- **Required action**:
Please return all of the material exactly, with no line missing.

- **Supplied material**:
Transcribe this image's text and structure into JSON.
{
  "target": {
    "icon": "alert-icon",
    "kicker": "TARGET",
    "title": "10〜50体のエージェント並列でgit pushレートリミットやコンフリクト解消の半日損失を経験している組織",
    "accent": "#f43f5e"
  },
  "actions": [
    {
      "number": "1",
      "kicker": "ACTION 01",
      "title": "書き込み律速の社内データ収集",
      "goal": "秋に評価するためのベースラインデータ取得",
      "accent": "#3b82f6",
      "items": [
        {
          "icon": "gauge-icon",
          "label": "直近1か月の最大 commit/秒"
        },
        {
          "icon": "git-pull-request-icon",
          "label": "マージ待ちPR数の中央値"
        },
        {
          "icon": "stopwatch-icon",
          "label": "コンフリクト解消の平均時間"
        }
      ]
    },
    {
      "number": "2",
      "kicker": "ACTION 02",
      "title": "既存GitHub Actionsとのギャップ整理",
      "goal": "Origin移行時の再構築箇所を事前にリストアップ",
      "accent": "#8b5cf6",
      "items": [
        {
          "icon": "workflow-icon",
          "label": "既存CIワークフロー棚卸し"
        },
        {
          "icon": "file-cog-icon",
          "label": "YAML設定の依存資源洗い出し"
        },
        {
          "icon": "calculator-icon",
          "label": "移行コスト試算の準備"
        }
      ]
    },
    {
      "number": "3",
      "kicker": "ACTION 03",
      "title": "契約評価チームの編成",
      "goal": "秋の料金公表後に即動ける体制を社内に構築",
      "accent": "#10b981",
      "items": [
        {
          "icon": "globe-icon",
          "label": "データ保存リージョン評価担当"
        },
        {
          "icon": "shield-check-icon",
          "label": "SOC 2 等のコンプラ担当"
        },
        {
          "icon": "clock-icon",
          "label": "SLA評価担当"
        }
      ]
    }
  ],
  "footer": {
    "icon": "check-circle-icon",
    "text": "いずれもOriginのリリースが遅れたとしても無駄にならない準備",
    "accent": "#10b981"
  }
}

- **Your response**:
Transcribe this image's text and structure into JSON.
{
  "target": {
    "icon": "alert-icon",
    "kicker": "TARGET",
    "title": "10〜50体のエージェント並列でgit pushレートリミットやコンフリクト解消の半日損失を経験している組織",
    "accent": "#f43f5e"
  },
  "actions": [
    {
      "number": "1",
      "kicker": "ACTION 01",
      "title": "書き込み律速の社内データ収集",
      "goal": "秋に評価するためのベースラインデータ取得",
      "accent": "#3b82f6",
      "items": [
        {
          "icon": "gauge-icon",
          "label": "直近1か月の最大 commit/秒"
        },
        {
          "icon": "git-pull-request-icon",
          "label": "マージ待ちPR数の中央値"
        },
        {
          "icon": "stopwatch-icon",
          "label": "コンフリクト解消の平均時間"
        }
      ]
    },
    {
      "number": "2",
      "kicker": "ACTION 02",
      "title": "既存GitHub Actionsとのギャップ整理",
      "goal": "Origin移行時の再構築箇所を事前にリストアップ",
      "accent": "#8b5cf6",
      "items": [
        {
          "icon": "workflow-icon",
          "label": "既存CIワークフロー棚卸し"
        },
        {
          "icon": "file-cog-icon",
          "label": "YAML設定の依存資源洗い出し"
        },
        {
          "icon": "calculator-icon",
          "label": "移行コスト試算の準備"
        }
      ]
    },
    {
      "number": "3",
      "kicker": "ACTION 03",
      "title": "契約評価チームの編成",
      "goal": "秋の料金公表後に即動ける体制を社内に構築",
      "accent": "#10b981",
      "items": [
        {
          "icon": "globe-icon",
          "label": "データ保存リージョン評価担当"
        },
        {
          "icon": "shield-check-icon",
          "label": "SOC 2 等のコンプラ担当"
        },
        {
          "icon": "clock-icon",
          "label": "SLA評価担当"
        }
      ]
    }
  ],
  "footer": {
    "icon": "check-circle-icon",
    "text": "いずれもOriginのリリースが遅れたとしても無駄にならない準備",
    "accent": "#10b981"
  }
}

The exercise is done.